What inspires you to give back to the community?
It is easy for me to get inspired by a cause I truly care about and it’s rewarding to see the direct impact I can have on my own community. Unlike so many other aspects of life which I may not be able to control, giving in a communal sense allows me to choose where and how to make a difference. There is a special line contained in the “Ethics of the Fathers” which states: “It is not your duty to complete the work ... but neither are you free to desist from it.” If we don’t get involved in our Jewish community, who will?
Was there ever a turning point or shift that made you change how you approach ,community service or become active in the Jewish world?
Approximately 28 years ago, my wife and I met with the inimitable Rabbi Mordechai Gifter (of blessed memory) a true Torah giant with incredible insight. The specific question we posed was whether it would be in our children’s best interest to move to a larger Jewish community that had more social and educational opportunities and options or to remain in Columbus. Rabbi Gifter stated unequivocally that my wife and I should remain in Columbus and get involved as much as we could in order to strengthen the Jewish environment and community in Columbus.
Is there any particular cause, issue or organization you are especially passionate about? What have you done to address it?
As the son-in-law of Rabbi David Stavsky (of blessed memory), I have always been intimately involved with Beth Jacob Synagogue. I have seen how a synagogue can serve as the primary hub for Jewish life, the home for all major lifecycle events and the anchor for families in both good times and in bad. As such, I am a big believer that the stronger our religious congregations are, the stronger our overall community will be. My wife and I, therefore, had an idea to recruit young families from out of town into our shul and specifically to the Berwick neighborhood. In the past five years, we launched a program called “Beth Jacob Thrive,” where we have assisted more than a dozen families from outside of Columbus to move to our neighborhood and shul. They have brought energy, vibrancy and vitality to Beth Jacob Synagogue and the entire Columbus Jewish community.
Did you have any mentors? If so, what was your relationship to them and how did they impact you?
My father, George Weisz (of blessed memory), an Auschwitz Holocaust survivor, lost most of his family members in the Holocaust. My father, after having endured the horrors of the Holocaust and without speaking a word of English, without having a dollar in his pocket and without having any safety net to fall back upon, came to America and courageously began a new life and family in Cleveland and became a successful business entrepreneur, while still emphasizing the importance of his family and faith. Throughout his pre- and post-war life, my father remained Sabbath observant.

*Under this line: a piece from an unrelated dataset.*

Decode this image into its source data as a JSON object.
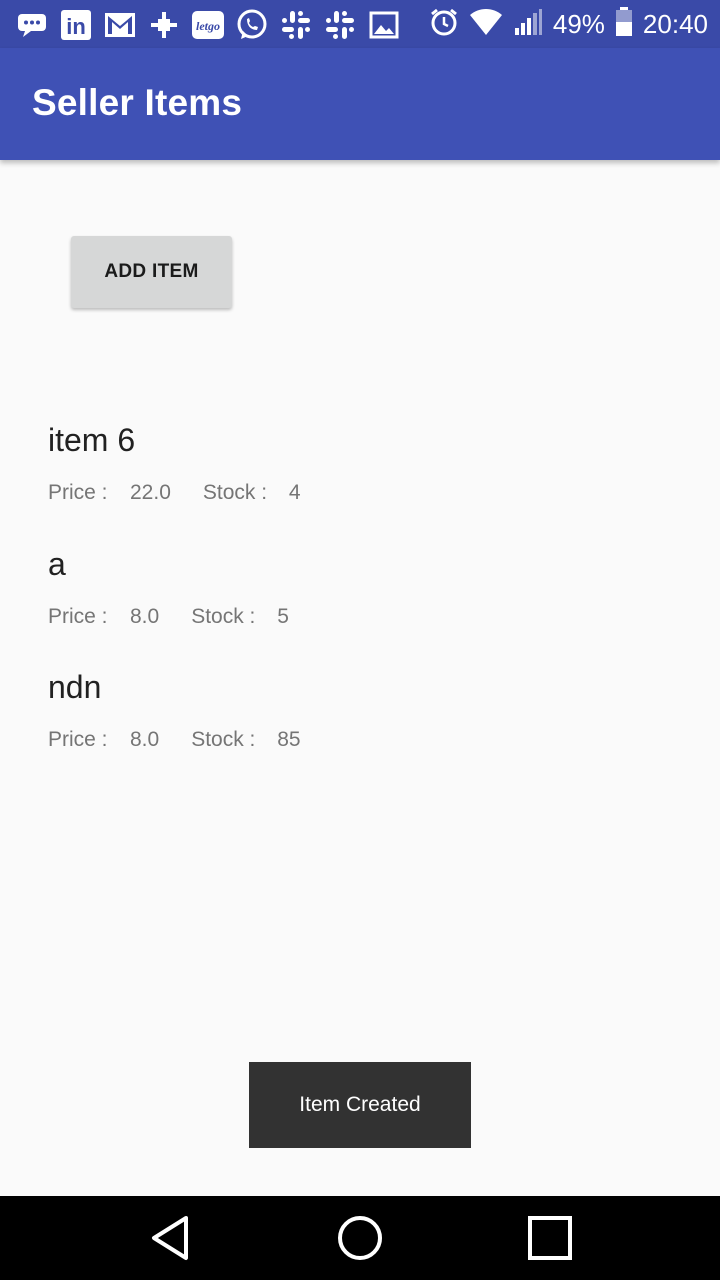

It is rare to also choose one’s father-in-law, Stavsky, not just as your mentor but also as your rabbi, adviser, teacher, role model and even your neighbor. These two individuals in my life, who I have most looked up to and tried to emulate, both enriched my life with their knowledge and upon their passing, my families’ lives were left bereft of two noble princes amongst men.